In addition to an agreement to take annual leave, there may also be provisions contained in an applicable modern award, enterprise bargaining agreement or contract to allow you to direct an employee to take annual leave – there are usually notice requirements around this so continuing to consult source documents remains key. Where individuals have high levels of annual leave or long service leave applicable to them, they may be more agreeable to utilise leave in these uncertain times.



If the COVID-19 situation has resulted in some economic downturn for your business, but you still require certain jobs to be done, you can consider altering the regular or rostered hours of full-time or part-time employees, subject to their agreement. As hours of work are agreed upon within an employment agreement, you cannot simply vary these without consultation and agreement. You may determine that implementing a 9-day fortnight or reducing all employees by 1 day per week is a viable option. There are different factors to consider for each business, and for each employee, there is no one size fits all approach during these times.

It is possible that an arrangement could include an employee utilising their applicable leave entitlements in lieu of agreeing to a temporary reduction in hours if this suits both parties.



A business may choose to consider a temporary reduction in wages rather than looking at more permanent measures resulting in a total loss of employment. This option does require consultation with the broader group. Changes to an employee’s terms and conditions, regardless of timeframes, must be agreed in writing, as you are not able to unilaterally make changes to someone’s employment conditions. An employment agreement is a legal document and requires care and consideration. Any reduction in wages cannot fall below the applicable modern award or a valid enterprise bargaining agreement.



Employees made redundant or that are stood down could be directed to Services Australia (Centrelink) to assess their eligibility for income support. The Jobseeker payment and Youth Allowance Jobseeker payment has been extended (for six months) to be accessible to full-time, part-time, casual, self-employed, sole traders and contract workers who are stood down or lose their employment as a result of declining economic circumstances caused by COVID-19 (this may be subject to the income test in some circumstances). If an employee is being stood down and currently accessing any paid leave, they may not be eligible to receive income support.



The Government has now passed legislation that effectively allows eligible businesses and each of their qualifying employees to receive a $1500 wage subsidy per fortnight, that is received by the employer and then paid to the employee. This scheme will last for a maximum of six months and commenced on 30 March 2020, so you may have to take immediate action to ensure eligibility.

For more information on this program, you should seek professional financial advice for your business.



As a final reminder, whilst we are in unprecedented times, Employment Law applies and at the end of this, when we come out the other end, what people will remember is how they were treated by you as an employer.
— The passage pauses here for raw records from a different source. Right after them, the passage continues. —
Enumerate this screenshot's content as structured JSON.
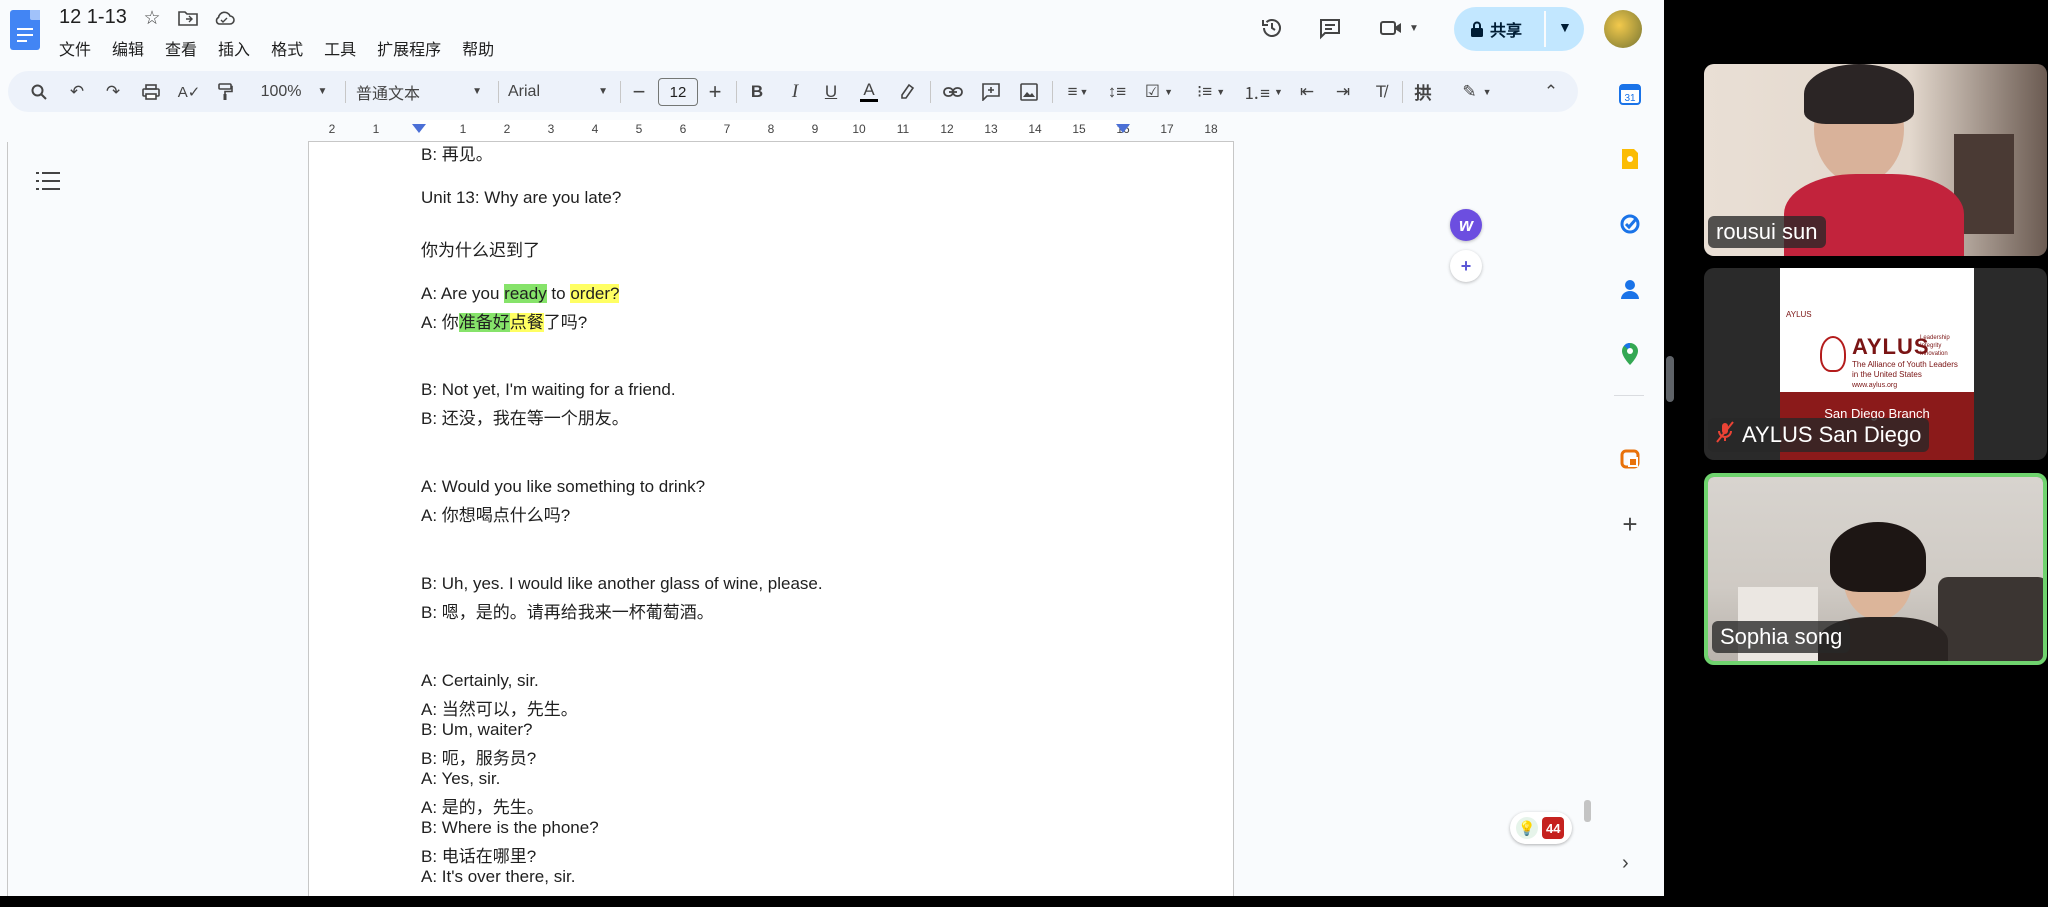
{
  "doc": {
    "title": "12 1-13",
    "menu": [
      "文件",
      "编辑",
      "查看",
      "插入",
      "格式",
      "工具",
      "扩展程序",
      "帮助"
    ],
    "share_label": "共享"
  },
  "toolbar": {
    "zoom": "100%",
    "style": "普通文本",
    "font": "Arial",
    "font_size": "12"
  },
  "ruler": {
    "numbers": [
      "2",
      "1",
      "1",
      "2",
      "3",
      "4",
      "5",
      "6",
      "7",
      "8",
      "9",
      "10",
      "11",
      "12",
      "13",
      "14",
      "15",
      "16",
      "17",
      "18"
    ]
  },
  "content": {
    "line_0": "B: 再见。",
    "line_1": "Unit 13: Why are you late?",
    "line_2": "你为什么迟到了",
    "l3_a": "A: Are you ",
    "l3_b": "ready",
    "l3_c": " to ",
    "l3_d": "order?",
    "l4_a": "A: 你",
    "l4_b": "准备好",
    "l4_c": "点餐",
    "l4_d": "了吗?",
    "line_5": "B: Not yet, I'm waiting for a friend.",
    "line_6": "B: 还没，我在等一个朋友。",
    "line_7": "A: Would you like something to drink?",
    "line_8": "A: 你想喝点什么吗?",
    "line_9": "B: Uh, yes. I would like another glass of wine, please.",
    "line_10": "B: 嗯，是的。请再给我来一杯葡萄酒。",
    "line_11": "A: Certainly, sir.",
    "line_12": "A: 当然可以，先生。",
    "line_13": "B: Um, waiter?",
    "line_14": "B: 呃，服务员?",
    "line_15": "A: Yes, sir.",
    "line_16": "A: 是的，先生。",
    "line_17": "B: Where is the phone?",
    "line_18": "B: 电话在哪里?",
    "line_19": "A: It's over there, sir."
  },
  "badge": {
    "count": "44"
  },
  "participants": [
    {
      "name": "rousui sun"
    },
    {
      "name": "AYLUS San Diego"
    },
    {
      "name": "Sophia song"
    }
  ],
  "aylus_slide": {
    "small": "AYLUS",
    "title": "AYLUS",
    "subtitle": "The Alliance of Youth Leaders in the United States",
    "url": "www.aylus.org",
    "tagline": "Leadership Integrity Innovation",
    "branch": "San Diego Branch"
  },
  "colors": {
    "highlight_green": "#86e36a",
    "highlight_yellow": "#ffff63",
    "share_bg": "#c2e7ff",
    "active_tile": "#6fd36e"
  }
}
These are sensitive matters which require an appropriate process to be followed.

If you find yourself as a business owner not knowing what your options are, just remember we are a small business that is here to help other small businesses. If you are impacted by COVID-19 and would like to understand your options, please call our friendly team on 1300 1 OUR HR (1300 168 747) or make an enquiry by visiting:


DISCLAIMER: This is not intended as legal advice but rather general information to assist employers with COVID-19. Each business and employee is different and needs to be assessed on their individual circumstances.